It is therefore important that you encourage your child to develop friendships with peers who don’t drink alcohol and are interested in delaying alcohol use for as long as possible. As a parent, you can help foster such positive and supportive friendships for you teenager. See below for some tips on how to do this, and ways your child can be a supportive friend when it comes to preventing alcohol and other drug use.
5 practical tips you can do as a parent
1. Be involved in your child’s life
Regularly spend time with your teenager where you can give them your undivided attention. This might include:
- If they go out, ask them about where they are going and who they are going with and make this discussion a regular part of your conversations. Knowing who your teenager is with and where they are, can help reduce risk.
- Set up a routine of having meals together.

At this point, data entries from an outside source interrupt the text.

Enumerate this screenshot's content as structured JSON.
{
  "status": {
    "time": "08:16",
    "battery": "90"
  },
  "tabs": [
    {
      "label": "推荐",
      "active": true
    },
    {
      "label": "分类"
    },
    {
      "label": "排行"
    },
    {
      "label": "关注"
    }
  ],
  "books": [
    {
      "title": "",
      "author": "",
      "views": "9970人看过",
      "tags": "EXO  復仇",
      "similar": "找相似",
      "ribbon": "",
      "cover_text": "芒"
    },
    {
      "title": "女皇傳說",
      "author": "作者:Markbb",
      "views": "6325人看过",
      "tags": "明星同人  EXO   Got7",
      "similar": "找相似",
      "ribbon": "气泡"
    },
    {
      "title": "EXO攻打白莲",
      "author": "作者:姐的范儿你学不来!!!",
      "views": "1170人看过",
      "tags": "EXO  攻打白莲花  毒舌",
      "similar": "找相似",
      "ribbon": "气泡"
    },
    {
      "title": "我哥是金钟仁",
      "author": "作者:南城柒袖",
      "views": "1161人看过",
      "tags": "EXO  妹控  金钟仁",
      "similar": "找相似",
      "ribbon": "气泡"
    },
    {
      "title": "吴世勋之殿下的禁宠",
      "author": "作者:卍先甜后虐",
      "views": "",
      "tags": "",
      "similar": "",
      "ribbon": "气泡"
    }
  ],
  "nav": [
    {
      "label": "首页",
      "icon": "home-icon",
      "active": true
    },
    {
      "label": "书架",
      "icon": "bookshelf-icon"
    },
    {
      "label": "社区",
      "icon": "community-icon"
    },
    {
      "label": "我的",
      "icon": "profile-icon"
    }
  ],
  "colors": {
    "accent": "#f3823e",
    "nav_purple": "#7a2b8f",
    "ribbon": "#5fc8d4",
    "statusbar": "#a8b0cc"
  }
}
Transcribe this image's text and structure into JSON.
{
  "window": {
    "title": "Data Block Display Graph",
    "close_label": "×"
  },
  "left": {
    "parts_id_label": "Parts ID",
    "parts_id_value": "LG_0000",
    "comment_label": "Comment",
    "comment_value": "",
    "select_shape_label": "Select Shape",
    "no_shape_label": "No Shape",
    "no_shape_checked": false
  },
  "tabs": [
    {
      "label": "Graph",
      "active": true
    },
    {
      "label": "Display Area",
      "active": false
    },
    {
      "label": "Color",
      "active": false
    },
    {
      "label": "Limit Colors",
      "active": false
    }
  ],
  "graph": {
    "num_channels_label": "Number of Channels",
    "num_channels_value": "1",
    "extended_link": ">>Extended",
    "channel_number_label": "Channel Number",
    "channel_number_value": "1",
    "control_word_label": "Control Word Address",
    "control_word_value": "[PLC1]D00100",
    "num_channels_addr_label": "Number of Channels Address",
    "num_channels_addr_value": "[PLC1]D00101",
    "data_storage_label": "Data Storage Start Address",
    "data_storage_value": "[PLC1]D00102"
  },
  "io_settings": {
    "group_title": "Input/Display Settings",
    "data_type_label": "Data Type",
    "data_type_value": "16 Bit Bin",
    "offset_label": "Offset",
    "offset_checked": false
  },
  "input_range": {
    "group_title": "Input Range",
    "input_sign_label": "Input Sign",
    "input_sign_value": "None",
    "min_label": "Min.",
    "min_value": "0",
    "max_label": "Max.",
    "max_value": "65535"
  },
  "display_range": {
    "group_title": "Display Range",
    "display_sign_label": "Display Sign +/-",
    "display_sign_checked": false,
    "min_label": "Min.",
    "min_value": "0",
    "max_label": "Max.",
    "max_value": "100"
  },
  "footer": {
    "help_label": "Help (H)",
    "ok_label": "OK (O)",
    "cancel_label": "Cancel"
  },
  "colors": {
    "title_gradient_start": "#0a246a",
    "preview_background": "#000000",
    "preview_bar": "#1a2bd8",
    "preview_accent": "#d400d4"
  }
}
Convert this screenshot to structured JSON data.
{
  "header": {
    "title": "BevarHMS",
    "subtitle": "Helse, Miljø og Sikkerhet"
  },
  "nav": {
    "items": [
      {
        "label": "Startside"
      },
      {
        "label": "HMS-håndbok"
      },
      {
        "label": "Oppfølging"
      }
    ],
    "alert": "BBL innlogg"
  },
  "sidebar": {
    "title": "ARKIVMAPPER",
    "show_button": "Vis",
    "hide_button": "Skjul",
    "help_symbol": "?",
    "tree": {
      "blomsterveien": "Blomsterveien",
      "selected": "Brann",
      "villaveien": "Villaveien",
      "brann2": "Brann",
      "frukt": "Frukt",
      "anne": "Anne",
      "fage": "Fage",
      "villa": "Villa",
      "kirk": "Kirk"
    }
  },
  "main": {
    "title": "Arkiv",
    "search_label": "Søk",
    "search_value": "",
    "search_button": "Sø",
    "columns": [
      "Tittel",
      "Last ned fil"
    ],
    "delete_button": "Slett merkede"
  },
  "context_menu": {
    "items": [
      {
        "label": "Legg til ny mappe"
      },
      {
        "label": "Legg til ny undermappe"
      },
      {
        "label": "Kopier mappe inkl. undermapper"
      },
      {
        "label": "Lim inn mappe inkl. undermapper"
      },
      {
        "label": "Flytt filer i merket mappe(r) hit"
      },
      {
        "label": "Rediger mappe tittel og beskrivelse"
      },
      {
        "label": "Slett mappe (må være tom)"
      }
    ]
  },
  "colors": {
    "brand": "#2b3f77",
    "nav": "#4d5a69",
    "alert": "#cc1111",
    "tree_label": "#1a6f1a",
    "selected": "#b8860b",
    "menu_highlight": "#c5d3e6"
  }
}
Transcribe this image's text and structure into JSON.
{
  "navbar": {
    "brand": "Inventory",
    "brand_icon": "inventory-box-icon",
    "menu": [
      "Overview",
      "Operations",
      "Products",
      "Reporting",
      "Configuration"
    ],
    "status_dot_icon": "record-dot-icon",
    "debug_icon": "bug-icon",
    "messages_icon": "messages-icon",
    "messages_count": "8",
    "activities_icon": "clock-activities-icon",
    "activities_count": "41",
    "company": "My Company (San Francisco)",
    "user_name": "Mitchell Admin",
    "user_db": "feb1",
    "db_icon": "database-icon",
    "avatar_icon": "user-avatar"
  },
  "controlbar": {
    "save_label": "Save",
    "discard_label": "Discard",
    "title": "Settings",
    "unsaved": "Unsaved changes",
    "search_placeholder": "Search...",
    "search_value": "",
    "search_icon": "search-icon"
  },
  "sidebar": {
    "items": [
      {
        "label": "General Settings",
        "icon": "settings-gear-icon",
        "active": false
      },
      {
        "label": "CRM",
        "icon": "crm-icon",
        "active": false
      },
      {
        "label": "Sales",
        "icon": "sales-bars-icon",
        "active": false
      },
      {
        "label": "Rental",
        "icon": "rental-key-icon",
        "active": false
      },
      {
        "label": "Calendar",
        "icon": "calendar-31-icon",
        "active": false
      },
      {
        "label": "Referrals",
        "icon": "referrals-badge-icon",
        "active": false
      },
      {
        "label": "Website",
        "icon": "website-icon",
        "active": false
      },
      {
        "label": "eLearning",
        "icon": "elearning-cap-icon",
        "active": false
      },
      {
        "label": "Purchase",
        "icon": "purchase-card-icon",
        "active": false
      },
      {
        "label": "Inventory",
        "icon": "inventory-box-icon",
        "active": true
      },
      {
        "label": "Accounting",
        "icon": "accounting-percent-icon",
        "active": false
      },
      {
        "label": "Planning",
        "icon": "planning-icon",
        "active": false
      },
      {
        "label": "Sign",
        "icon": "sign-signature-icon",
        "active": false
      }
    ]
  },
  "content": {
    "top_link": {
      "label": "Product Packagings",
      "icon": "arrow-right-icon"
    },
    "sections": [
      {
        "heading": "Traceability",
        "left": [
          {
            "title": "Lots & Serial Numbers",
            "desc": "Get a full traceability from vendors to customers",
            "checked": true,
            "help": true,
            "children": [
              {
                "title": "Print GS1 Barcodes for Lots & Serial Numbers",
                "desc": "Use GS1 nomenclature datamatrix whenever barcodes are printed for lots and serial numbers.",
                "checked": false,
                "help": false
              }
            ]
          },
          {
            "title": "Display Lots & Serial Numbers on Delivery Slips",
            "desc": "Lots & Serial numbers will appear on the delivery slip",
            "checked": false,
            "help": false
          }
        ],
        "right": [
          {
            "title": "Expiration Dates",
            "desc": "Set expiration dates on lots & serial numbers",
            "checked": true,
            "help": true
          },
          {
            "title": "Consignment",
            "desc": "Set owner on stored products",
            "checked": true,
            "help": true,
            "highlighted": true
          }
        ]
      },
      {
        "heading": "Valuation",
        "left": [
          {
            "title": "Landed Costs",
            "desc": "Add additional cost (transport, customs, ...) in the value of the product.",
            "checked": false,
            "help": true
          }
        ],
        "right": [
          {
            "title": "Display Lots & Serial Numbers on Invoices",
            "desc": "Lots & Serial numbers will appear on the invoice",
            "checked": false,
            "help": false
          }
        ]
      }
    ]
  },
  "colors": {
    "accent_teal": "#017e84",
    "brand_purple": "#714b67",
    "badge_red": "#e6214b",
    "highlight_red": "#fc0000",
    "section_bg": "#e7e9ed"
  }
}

This gives an opportunity to talk to your teenager and ask about their friends and school.
- Show an interest in their hobbies and activities. This helps open up conversation about the people your teenager may be hanging out with and the values and interest your child shares with their friends.
2. Know who your child’s friends are
Following from point one, also try and get to know who your teenager’s friends are. Peer influence can affect your teenager's behaviour, so it is natural to want to encourage your teenager to choose sensible friends and get to know them. Invite them to your house or talk to them if you pick your teenager up from school or after school activities.
3. Make contact with other parents
Get the contact details of your child’s friends’ parents so you can contact them if needed. Try to check in with the other parents in your teenager’s year group and discuss what activities you’re comfortable with and rules you think are appropriate when it comes to alcohol and other drug use.
4. Encourage your child to support their friends
When it comes to parties and other social gatherings, encourage your teenager to stay close to their friends, particularly when alcohol or other drugs are present. For example, your teenager could:
- Discourage friends from leaving the group with an unfamiliar person, suggesting instead the new person join the group.
- Keep an eye out for any friends who disappear from the group and make efforts to find and/or contact them.
- Arrange with friends to all go home together and remind each other to stick to this agreement. Set a meeting time and place to come back together if you separate from the group/get lost.
5. Equip your child with the skills to make their own choices.
As your teenager gets older, they’ll likely be in situations where they may feel inclined or pressured to use alcohol or other drugs. There are a few options for how they can handle these situations.
See below for some options and suggest your child reads our short Making Choices factsheet for more tips and information.
- Option 1: Avoid situations where alcohol and other drugs will be present.
- Option 2: Give a reason e.g., “No thanks, my parents are picking me up soon”.
- Option 3: Walk away.
- Option 4: Be assertive by keeping a clear firm voice and speaking clearly and deliberatively.
- Option 5: Be a 'broken record' e.g., repeatedly saying “no thanks”.